Yes, teleportation is real, and no, you can’t do it yet. But humankind has taken another step toward realizing a future in which teleportation affects our everyday lives, as researchers have recently demonstrated that teleporting information over a long distance is, indeed, possible.
The National Institute of Standards and Technology (NIST) announced in a statement that its research team, led by guest researcher Hiroki Takesue, successfully “transferred quantum information carried in light particles over 100 kilometers (km) of optical fiber, four times farther than the previous record”—which is to say, teleported this information from one end of the very long optical fiber to the other. The NIST, a non-regulatory U.S. Department of Commerce agency, explained:
The experiment confirmed that quantum communication is feasible over long distances in fiber.

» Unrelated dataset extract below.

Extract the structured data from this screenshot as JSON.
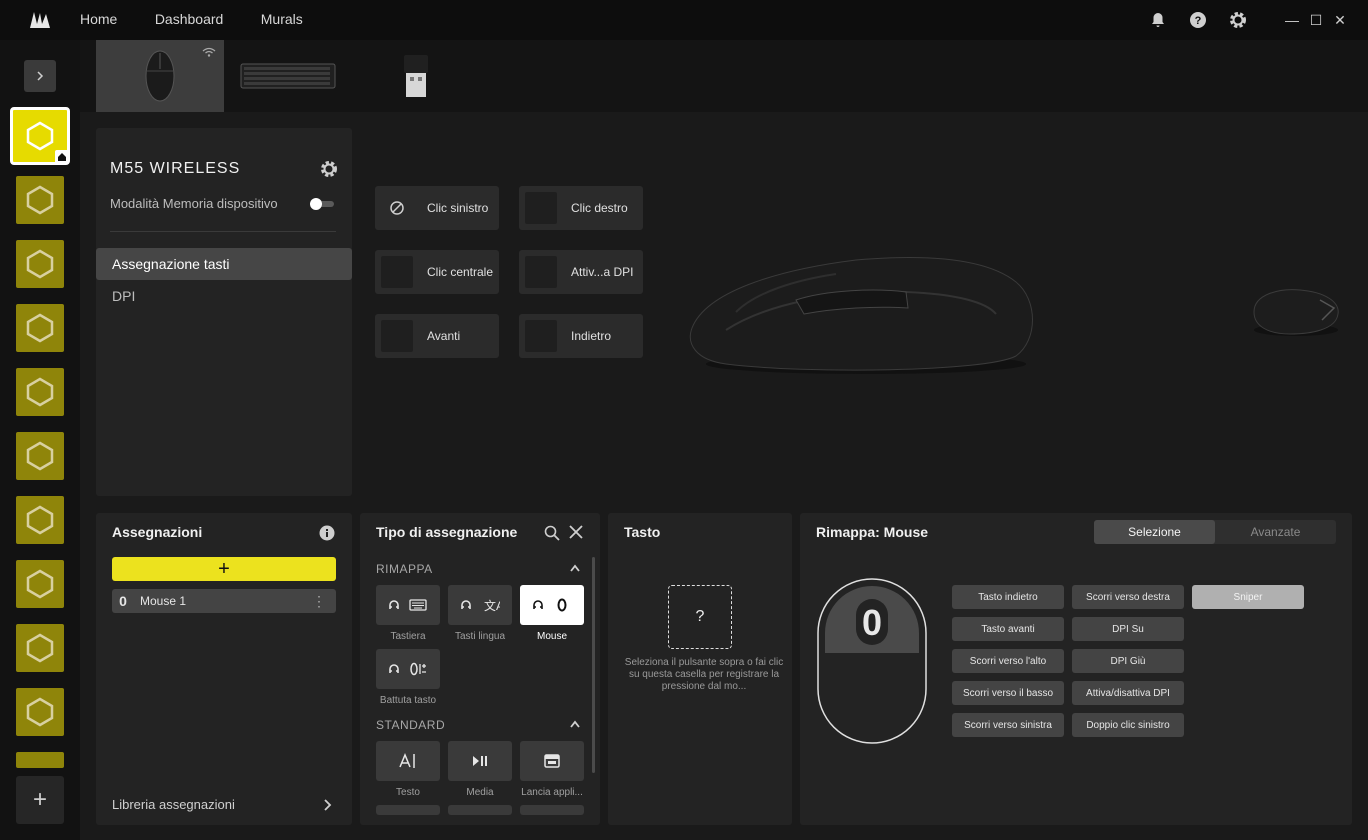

Other research groups have teleported quantum information over longer distances in free space, but the ability to do so over conventional fiber-optic lines offers more flexibility for network design.
The implied impact of the breakthrough may make waves in both the fields of quantum communications and quantum computing, "which offer prospects for novel capabilities such as unbreakable encryption and advanced code-breaking, respectively," the agency reports.
Described in an Optica article, the team's method relied on significantly improved instrumentation, now able to detect single photons (as well as each detected photon's arrival time, down to the nanosecond), and researchers were able to register the presence of individual photons. As the NIST's Marty Stevens pointed out, the team "never could have done this experiment without these new detectors, which can measure [the] incredibly weak signal" of a single photon, because only “about 1 percent of photons make it all the way through 100 km of fiber.”
As to how researchers used individual photons to communicate information (for lack of a better term) through 102 km of dispersion shifted fiber—four times as far as the previous teleportation record—without the photons actually covering that distance themselves, the study's methodology relied on the nature of "quantum states," a.k.a. the assessed qualities and predicted behavior of a bit of matter or energy (in this case, photons). Using their super-sensitive detectors, the team was able to detect the quantum states of photons at either end of the cable, and their detectors were hunting for photons with a very particular signature.
Specifically, the researchers generated a photon that was split by a special crystal into two identical photons. These photons are entangled which means they become a quantum system with each particle’s quantum state henceforth reflecting the other’s, no matter how far apart they are. And if you and I know, for example, that—thanks to this astounding but true physical principle—I can manipulate my quantum tin-can phone on one side of the neighborhood and that yours will mirror the reactions of mine from several backyards away, we effectively no longer need the string.
Feel like a visual aid would make a good digestif? Check out the NIST's helpful infographic below.